So Hotel Blue ended up in a drawer. Michael Bond went to Los Angeles, Tony established his printing business and I drifted onto other scripts.
Until an unexpected opportunity arose to revitalise the project. As I recounted in The Red Bride development notes, there was a "script dating" night in 2005 between local writers and producers. My final meeting of the evening was with Sue Taylor from Taylor Media. Sue was in the middle of producing Last Train to Freo, was tired and opened with a volley about how she was over having to beg, borrow, (not quite) steal for a low budget feature!
Okay, so I wasn't going to pitch my low budget feature and you don't pitch shorts to someone like Sue. Impulsively, I pitched Hotel Blue ... and Sue was interested. Interested enough for Tony and I to have at least one meeting and possibly two (my memory is hazy about the details back then).
Out of this I suggested to Tony that we re-engage Michael in LA which was to prove a fateful decision. Why? Because the Americans loved the concept (minus the interactive element)! By this stage Michael had a manager and was doing the hard yards to establish himself in the movie capital of the world. He also had a connection with another ex-pat Australian screenwriter, Michael Petroni who had his own high-powered manager.
To cut to the chase, Michael asked us if it was alright to approach Petroni as our chances of getting a series up in the US would be increased by his involvement. We said yes, but as we did so I also pretty much knew we'd lost control of the project. Phone conferences were held and we workshopped what the series would be about, keeping the key element of the duality of the main character and the world he was in/had created. There is even an outline for a 'proper' pilot that I had written.
During this, a decision was made (that I was never comfortable with) to not advise or include the other three writers of the (Central TAFE) "pilot". This was most problematic for me as I was friends with the other three and most likely to have ongoing interactions. Having to stonewall or lie was not something I appreciated. But it was agreed that Tony, Michael and myself were the key creatives even though there was no formal agreement (not through lack of trying).
Michael always returns to Perth for Christmas and at the start of 2006 things had progressed to the extent that his manager was pushing for an agreement that authorised Michael to act on behalf of the three of us "in the room". The intent was for Michael and Petroni to pitch to (at one stage) HBO and Showtime.
An agreement was finally drafted and signed at Perth Airport as Michael was literally departing for LA. I won't go into the terms of that agreement but suffice to say I probably wouldn't sign it today. It gives Tony and I some coverage but the upshot is that Michael and Petroni have been developing the concept and Tony and I have had no further creative input.
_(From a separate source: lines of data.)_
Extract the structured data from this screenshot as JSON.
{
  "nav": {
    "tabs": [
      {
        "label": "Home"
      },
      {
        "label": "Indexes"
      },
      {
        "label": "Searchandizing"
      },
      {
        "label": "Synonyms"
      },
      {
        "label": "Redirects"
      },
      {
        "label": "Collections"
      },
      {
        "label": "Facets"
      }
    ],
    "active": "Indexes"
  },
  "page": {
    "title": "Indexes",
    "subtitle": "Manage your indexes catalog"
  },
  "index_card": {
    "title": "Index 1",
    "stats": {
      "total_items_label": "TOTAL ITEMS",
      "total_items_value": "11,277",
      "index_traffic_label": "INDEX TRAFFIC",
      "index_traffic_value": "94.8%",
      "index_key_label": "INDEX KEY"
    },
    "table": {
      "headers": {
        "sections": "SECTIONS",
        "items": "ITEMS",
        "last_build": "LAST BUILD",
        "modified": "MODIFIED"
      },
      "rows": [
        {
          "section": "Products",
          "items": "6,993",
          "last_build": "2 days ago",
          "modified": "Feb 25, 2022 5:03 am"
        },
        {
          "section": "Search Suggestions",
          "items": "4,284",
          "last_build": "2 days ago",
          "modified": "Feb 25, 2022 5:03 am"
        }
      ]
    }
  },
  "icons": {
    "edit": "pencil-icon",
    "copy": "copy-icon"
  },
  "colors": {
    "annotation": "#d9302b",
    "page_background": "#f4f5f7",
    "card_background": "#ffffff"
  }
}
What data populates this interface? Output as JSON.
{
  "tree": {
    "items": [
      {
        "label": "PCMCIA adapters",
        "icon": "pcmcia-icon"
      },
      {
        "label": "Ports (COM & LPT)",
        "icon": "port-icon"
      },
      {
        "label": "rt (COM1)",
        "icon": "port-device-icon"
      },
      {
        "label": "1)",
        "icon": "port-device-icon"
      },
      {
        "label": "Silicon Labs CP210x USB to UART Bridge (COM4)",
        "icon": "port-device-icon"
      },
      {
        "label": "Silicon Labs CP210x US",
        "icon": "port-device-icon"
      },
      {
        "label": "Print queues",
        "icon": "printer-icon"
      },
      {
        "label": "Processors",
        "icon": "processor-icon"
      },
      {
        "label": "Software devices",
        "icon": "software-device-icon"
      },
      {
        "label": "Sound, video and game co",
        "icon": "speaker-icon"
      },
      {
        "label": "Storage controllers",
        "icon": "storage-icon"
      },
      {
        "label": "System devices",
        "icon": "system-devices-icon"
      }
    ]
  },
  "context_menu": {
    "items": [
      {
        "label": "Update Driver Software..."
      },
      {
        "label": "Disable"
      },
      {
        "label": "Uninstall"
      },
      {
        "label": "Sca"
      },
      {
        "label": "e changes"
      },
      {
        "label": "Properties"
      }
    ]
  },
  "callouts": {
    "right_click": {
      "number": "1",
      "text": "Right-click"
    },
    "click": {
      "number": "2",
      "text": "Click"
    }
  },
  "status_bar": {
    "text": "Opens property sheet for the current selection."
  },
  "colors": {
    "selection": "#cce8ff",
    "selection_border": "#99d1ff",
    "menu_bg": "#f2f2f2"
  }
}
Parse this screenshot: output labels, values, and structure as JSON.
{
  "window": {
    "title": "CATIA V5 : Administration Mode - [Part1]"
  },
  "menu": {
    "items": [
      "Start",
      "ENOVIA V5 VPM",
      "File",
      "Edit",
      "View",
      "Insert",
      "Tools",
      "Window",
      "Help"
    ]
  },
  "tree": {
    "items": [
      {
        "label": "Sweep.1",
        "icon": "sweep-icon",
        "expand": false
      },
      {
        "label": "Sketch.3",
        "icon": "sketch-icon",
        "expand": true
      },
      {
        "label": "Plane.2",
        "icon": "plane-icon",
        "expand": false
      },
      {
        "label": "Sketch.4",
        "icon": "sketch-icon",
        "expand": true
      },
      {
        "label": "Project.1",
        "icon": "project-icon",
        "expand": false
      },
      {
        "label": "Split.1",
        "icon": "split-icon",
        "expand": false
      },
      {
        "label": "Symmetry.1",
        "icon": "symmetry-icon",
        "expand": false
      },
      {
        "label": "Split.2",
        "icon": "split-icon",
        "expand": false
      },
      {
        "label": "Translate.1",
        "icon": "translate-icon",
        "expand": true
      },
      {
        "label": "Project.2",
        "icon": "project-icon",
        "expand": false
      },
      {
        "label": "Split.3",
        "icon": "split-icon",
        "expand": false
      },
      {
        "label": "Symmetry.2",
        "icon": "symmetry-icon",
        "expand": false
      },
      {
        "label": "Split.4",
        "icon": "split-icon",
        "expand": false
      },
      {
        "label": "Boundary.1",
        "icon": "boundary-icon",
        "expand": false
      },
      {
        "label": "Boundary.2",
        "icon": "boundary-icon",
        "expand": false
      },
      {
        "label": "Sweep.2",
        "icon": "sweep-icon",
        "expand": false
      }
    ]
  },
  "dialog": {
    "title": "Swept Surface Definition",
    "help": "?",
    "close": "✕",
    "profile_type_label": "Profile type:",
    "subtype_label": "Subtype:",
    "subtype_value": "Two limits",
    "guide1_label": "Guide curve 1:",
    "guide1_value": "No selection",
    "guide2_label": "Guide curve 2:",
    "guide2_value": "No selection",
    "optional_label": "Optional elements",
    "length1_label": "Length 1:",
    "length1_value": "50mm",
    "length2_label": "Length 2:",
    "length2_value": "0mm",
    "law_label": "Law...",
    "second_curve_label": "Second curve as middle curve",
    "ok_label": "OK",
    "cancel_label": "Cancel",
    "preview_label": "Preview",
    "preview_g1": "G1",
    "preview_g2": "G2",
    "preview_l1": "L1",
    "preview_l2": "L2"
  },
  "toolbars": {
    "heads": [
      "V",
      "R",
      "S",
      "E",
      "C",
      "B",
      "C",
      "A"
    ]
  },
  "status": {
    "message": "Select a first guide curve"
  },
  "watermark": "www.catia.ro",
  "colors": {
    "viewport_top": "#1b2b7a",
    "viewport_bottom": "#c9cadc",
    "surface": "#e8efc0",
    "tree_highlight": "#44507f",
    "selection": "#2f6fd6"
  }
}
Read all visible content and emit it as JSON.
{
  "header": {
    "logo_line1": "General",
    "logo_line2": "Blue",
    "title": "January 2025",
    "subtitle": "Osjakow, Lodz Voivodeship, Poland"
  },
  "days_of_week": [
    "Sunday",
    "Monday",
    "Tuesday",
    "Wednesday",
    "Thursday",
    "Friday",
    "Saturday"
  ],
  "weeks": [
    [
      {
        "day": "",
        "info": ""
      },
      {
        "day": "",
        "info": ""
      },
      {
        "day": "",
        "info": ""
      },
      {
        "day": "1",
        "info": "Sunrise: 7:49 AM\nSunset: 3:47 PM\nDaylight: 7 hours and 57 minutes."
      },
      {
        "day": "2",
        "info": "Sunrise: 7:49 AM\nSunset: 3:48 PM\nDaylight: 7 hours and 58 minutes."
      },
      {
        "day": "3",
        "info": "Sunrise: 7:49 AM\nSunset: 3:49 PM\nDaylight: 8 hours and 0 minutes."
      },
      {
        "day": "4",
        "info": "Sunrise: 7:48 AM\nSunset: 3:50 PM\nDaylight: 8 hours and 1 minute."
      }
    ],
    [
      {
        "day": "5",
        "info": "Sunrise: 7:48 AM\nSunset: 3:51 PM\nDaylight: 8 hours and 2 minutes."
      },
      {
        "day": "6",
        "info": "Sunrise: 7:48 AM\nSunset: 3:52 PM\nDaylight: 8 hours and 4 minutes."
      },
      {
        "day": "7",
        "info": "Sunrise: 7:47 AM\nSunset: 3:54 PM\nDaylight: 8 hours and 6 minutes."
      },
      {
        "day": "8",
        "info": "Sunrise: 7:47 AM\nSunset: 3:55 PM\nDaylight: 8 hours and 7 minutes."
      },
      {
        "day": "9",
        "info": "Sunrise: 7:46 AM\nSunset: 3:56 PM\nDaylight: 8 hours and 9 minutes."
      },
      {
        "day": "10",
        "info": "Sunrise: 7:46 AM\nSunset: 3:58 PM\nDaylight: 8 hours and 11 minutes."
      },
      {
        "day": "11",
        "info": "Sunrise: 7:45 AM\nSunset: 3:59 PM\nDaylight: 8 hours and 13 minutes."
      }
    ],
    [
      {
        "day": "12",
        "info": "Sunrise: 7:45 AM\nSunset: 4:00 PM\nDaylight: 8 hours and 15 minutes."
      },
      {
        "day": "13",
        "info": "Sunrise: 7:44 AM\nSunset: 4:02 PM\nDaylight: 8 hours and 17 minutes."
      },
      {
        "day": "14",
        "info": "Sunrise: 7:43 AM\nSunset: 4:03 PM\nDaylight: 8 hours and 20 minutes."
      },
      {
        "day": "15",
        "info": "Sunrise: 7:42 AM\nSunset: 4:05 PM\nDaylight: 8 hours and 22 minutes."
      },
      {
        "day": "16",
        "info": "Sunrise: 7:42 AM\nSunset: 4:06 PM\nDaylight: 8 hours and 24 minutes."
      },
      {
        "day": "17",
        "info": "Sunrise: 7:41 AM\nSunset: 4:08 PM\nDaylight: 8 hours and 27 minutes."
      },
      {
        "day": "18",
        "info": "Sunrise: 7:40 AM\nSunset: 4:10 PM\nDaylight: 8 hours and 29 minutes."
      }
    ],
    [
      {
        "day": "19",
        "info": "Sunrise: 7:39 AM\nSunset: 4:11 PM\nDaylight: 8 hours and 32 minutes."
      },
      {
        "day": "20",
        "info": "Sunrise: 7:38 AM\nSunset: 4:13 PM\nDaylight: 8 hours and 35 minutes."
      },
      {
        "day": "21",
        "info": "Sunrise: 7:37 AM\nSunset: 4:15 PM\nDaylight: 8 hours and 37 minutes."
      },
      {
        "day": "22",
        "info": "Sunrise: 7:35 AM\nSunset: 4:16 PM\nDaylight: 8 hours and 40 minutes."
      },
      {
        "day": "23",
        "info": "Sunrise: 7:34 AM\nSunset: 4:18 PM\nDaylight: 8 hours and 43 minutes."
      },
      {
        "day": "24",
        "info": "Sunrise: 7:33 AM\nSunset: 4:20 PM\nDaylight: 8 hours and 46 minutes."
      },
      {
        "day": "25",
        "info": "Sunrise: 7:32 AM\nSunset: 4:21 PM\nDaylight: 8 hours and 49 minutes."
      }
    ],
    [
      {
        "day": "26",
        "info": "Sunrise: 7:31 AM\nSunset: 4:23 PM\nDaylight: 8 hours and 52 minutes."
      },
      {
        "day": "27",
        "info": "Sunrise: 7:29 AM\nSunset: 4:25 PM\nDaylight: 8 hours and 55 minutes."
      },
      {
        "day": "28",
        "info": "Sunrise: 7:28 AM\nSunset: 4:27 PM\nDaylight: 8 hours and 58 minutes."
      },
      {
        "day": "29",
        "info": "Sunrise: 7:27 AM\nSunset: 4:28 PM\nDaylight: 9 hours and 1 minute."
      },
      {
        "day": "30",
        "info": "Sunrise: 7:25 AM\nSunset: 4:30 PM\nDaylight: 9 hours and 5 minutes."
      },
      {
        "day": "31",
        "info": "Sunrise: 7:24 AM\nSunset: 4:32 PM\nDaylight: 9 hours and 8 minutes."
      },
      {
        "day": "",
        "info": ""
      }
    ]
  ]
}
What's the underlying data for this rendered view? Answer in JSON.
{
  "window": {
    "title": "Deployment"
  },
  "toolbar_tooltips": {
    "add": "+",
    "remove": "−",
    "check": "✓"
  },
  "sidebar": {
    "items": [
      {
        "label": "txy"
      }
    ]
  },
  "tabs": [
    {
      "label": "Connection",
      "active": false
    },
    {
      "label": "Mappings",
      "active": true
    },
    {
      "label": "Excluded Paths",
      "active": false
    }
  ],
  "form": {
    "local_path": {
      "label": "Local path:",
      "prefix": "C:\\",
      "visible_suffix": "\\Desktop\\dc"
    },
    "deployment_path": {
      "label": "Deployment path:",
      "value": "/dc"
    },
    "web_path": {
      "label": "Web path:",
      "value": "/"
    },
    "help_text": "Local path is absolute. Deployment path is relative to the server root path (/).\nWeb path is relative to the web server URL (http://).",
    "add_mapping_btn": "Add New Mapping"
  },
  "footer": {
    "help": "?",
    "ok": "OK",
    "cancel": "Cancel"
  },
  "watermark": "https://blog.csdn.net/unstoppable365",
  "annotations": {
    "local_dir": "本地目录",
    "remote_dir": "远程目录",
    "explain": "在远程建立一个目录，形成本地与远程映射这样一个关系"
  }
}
My frustration has been further exacerbated by, from my perception, a general lack of information on progress. I know they were taking meetings and at one stage James Mangold (Walk the Line) was being talked about as director of any pilot with John Cusack in the lead. But nothing came of this with Michael only saying that they were sticking to the original concept and resisting attempts to 'develop' it into something else.
Michael and Petroni are now writing a series for the SyFy channel with Brian Singer as executive producer which will give them much more leverage with the Hotel Blue concept. It's fair to say my relationship with Michael has been strained by all this but I can only hope he does the right thing by Tony and myself if the show ever gets up.
He is an excellent writer and I admire his gumption to up stumps and go to LA ... but a more inclusive approach was certainly warranted. A hard lesson about the nature of the industry.
I don't know what Hotel Blue looks like now (and doubt that would be its title anymore) but, in its original form, it is an archetypal story type for me where reality and fantasy collide. Something that I will reprise in my next project, Trench ...